Work required:
The records below are to be repeated in full, exactly as they are.

Entries taken from a collection:
● ● ●
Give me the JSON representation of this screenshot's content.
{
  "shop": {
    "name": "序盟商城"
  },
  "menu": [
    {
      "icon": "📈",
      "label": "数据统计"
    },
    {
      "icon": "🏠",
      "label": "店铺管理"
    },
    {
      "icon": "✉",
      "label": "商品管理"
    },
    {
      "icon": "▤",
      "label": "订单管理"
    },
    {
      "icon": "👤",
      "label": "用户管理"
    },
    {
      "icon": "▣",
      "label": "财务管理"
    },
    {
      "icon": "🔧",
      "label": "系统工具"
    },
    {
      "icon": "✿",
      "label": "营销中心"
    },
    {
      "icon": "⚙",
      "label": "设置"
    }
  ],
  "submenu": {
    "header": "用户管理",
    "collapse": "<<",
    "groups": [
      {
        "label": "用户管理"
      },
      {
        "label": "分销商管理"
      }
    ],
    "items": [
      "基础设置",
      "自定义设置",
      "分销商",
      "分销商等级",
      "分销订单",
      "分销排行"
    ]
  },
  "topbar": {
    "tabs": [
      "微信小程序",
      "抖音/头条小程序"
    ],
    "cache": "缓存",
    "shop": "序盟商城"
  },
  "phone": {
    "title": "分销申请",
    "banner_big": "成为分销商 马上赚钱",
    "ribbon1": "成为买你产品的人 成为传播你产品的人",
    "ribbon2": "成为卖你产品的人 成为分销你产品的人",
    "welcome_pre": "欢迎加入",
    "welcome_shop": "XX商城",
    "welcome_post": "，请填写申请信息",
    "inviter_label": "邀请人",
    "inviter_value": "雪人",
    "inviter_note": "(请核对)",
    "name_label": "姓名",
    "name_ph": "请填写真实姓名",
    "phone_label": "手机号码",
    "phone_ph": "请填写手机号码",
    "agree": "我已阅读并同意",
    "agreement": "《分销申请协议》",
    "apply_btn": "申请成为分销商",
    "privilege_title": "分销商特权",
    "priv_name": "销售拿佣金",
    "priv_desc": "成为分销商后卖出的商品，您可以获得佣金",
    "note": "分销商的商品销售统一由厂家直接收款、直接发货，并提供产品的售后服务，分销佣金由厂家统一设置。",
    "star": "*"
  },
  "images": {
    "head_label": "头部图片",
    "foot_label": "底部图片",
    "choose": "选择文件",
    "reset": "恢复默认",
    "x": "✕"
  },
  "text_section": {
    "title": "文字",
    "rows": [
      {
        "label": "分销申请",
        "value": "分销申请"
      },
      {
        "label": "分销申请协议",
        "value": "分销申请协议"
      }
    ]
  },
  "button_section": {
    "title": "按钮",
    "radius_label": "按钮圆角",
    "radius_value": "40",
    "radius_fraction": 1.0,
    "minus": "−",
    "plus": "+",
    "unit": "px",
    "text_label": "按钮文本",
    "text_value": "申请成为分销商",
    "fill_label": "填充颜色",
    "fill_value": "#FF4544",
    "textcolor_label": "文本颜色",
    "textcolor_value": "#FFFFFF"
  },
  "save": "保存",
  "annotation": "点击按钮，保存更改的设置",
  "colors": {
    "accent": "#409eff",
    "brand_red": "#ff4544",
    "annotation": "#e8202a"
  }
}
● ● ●
Written reply:
Give me the JSON representation of this screenshot's content.
{
  "shop": {
    "name": "序盟商城"
  },
  "menu": [
    {
      "icon": "📈",
      "label": "数据统计"
    },
    {
      "icon": "🏠",
      "label": "店铺管理"
    },
    {
      "icon": "✉",
      "label": "商品管理"
    },
    {
      "icon": "▤",
      "label": "订单管理"
    },
    {
      "icon": "👤",
      "label": "用户管理"
    },
    {
      "icon": "▣",
      "label": "财务管理"
    },
    {
      "icon": "🔧",
      "label": "系统工具"
    },
    {
      "icon": "✿",
      "label": "营销中心"
    },
    {
      "icon": "⚙",
      "label": "设置"
    }
  ],
  "submenu": {
    "header": "用户管理",
    "collapse": "<<",
    "groups": [
      {
        "label": "用户管理"
      },
      {
        "label": "分销商管理"
      }
    ],
    "items": [
      "基础设置",
      "自定义设置",
      "分销商",
      "分销商等级",
      "分销订单",
      "分销排行"
    ]
  },
  "topbar": {
    "tabs": [
      "微信小程序",
      "抖音/头条小程序"
    ],
    "cache": "缓存",
    "shop": "序盟商城"
  },
  "phone": {
    "title": "分销申请",
    "banner_big": "成为分销商 马上赚钱",
    "ribbon1": "成为买你产品的人 成为传播你产品的人",
    "ribbon2": "成为卖你产品的人 成为分销你产品的人",
    "welcome_pre": "欢迎加入",
    "welcome_shop": "XX商城",
    "welcome_post": "，请填写申请信息",
    "inviter_label": "邀请人",
    "inviter_value": "雪人",
    "inviter_note": "(请核对)",
    "name_label": "姓名",
    "name_ph": "请填写真实姓名",
    "phone_label": "手机号码",
    "phone_ph": "请填写手机号码",
    "agree": "我已阅读并同意",
    "agreement": "《分销申请协议》",
    "apply_btn": "申请成为分销商",
    "privilege_title": "分销商特权",
    "priv_name": "销售拿佣金",
    "priv_desc": "成为分销商后卖出的商品，您可以获得佣金",
    "note": "分销商的商品销售统一由厂家直接收款、直接发货，并提供产品的售后服务，分销佣金由厂家统一设置。",
    "star": "*"
  },
  "images": {
    "head_label": "头部图片",
    "foot_label": "底部图片",
    "choose": "选择文件",
    "reset": "恢复默认",
    "x": "✕"
  },
  "text_section": {
    "title": "文字",
    "rows": [
      {
        "label": "分销申请",
        "value": "分销申请"
      },
      {
        "label": "分销申请协议",
        "value": "分销申请协议"
      }
    ]
  },
  "button_section": {
    "title": "按钮",
    "radius_label": "按钮圆角",
    "radius_value": "40",
    "radius_fraction": 1.0,
    "minus": "−",
    "plus": "+",
    "unit": "px",
    "text_label": "按钮文本",
    "text_value": "申请成为分销商",
    "fill_label": "填充颜色",
    "fill_value": "#FF4544",
    "textcolor_label": "文本颜色",
    "textcolor_value": "#FFFFFF"
  },
  "save": "保存",
  "annotation": "点击按钮，保存更改的设置",
  "colors": {
    "accent": "#409eff",
    "brand_red": "#ff4544",
    "annotation": "#e8202a"
  }
}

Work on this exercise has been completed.